Create a frame that is of the ideal size for attaching drywall. Then, to prevent moisture and air from leaking through, using foam insulation combined with a plastic vapor barrier should do the trick. This way, your drywall stays off the concrete and you end up insulating your house at the same time.

Foam or Kerdi Board

Another method at your disposal here, something that you would usually do when installing tiles in high-traffic and high-moisture areas, although also works as a drywall underlayment, is using foam boards or specialized Kerdi boards as a moisture barrier.

Here, you would use Thinset to attach the board to the concrete, and then use specialized mounting hardware to attach the drywall to the foam board. These foam or Kerdi boards are specially designed to prevent moisture and air from leaking through, and they also provide you with a surface that you can easily attach the drywall to.


Another option here is to put a layer of plywood in between the concrete and the drywall. Plywood will help to absorb and control moisture, thus preventing it from getting to the drywall. This material is relatively easy to install over concrete, and drywall is easy to install onto plywood.

However, do keep in mind that both drywall and plywood are relatively heavy, so you’ll definitely need a helping hand. Moreover, although this is a good option to consider, you should still think about using a moisture or vapor barrier for some added protection.

Moisture Barrier

No matter the case, you should always use a moisture or vapor barrier, which is more or less just a sheet of plastic. This plastic is airtight and waterproof, so it will stop moisture from getting to the drywall.

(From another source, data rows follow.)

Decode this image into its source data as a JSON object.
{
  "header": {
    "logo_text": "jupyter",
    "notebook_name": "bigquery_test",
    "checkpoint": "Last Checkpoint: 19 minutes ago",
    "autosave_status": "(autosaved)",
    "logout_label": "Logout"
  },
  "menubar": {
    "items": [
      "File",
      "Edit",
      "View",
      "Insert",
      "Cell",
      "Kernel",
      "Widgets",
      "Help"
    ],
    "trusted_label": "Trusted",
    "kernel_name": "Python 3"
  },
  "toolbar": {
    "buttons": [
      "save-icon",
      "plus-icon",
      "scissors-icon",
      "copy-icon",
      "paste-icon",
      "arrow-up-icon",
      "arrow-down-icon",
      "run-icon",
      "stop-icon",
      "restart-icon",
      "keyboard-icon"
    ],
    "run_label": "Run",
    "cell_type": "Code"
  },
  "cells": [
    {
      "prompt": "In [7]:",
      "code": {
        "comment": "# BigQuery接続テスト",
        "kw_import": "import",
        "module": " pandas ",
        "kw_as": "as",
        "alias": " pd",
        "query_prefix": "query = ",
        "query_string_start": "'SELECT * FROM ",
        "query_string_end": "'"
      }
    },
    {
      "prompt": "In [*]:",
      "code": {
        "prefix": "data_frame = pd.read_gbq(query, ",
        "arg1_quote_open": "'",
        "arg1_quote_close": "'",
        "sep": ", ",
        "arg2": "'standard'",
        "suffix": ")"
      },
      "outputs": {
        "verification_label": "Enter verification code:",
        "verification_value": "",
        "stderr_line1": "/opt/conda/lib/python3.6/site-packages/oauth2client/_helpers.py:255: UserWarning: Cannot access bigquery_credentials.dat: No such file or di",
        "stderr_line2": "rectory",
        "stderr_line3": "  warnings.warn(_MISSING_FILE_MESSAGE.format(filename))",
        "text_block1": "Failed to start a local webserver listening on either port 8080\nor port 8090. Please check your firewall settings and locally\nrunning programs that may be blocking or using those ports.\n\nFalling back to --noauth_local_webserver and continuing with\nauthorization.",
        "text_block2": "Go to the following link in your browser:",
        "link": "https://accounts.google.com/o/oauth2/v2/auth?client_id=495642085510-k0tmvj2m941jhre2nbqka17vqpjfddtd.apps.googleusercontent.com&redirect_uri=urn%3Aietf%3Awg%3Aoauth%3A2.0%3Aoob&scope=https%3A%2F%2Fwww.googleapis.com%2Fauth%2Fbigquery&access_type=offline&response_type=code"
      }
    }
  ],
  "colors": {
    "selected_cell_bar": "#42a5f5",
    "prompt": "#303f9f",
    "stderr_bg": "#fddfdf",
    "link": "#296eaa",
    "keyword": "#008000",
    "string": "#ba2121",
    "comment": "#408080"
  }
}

3 Problems You Could Face If Your Drywall Touches Concrete

There are three specific issues that you will usually face if you try to install drywall directly onto concrete, and not only will they make life harder, but more expensive as well.

Moisture Issues

The biggest issue you will be faced with if you put drywall right onto concrete is that moisture will slowly seep in. That drywall is going to absorb any and all moisture that is present on that concrete, whether it was already there or if it gets in due to imperfections. Your drywall is going to start to crumble into pieces, and mold may even start to form. If your drywall gets crumbly and moldy, then you have some serious issues.

Installation Issues

Another thing to consider here is that concrete floors are rarely totally level and even. This means that installing drywall right overtop of concrete can be very difficult, almost impossible, especially if you want the drywall to be straight, level, and plumb. The worst case here is that you actually snap the drywall when trying to form it to an uneven concrete surface.

Movement Issues

The other issue here is that drywall and concrete expand and contract at different rates depending on the temperature. This means that when temperatures change, the two materials may put pressure on each other, and because drywall is much weaker than concrete, it’s the drywall that will start bending, crumbling, and breaking.


As you can see, there are many ways to create a good gap between concrete and drywall, and yes, you do need to choose one of them, as drywall should never directly touch concrete.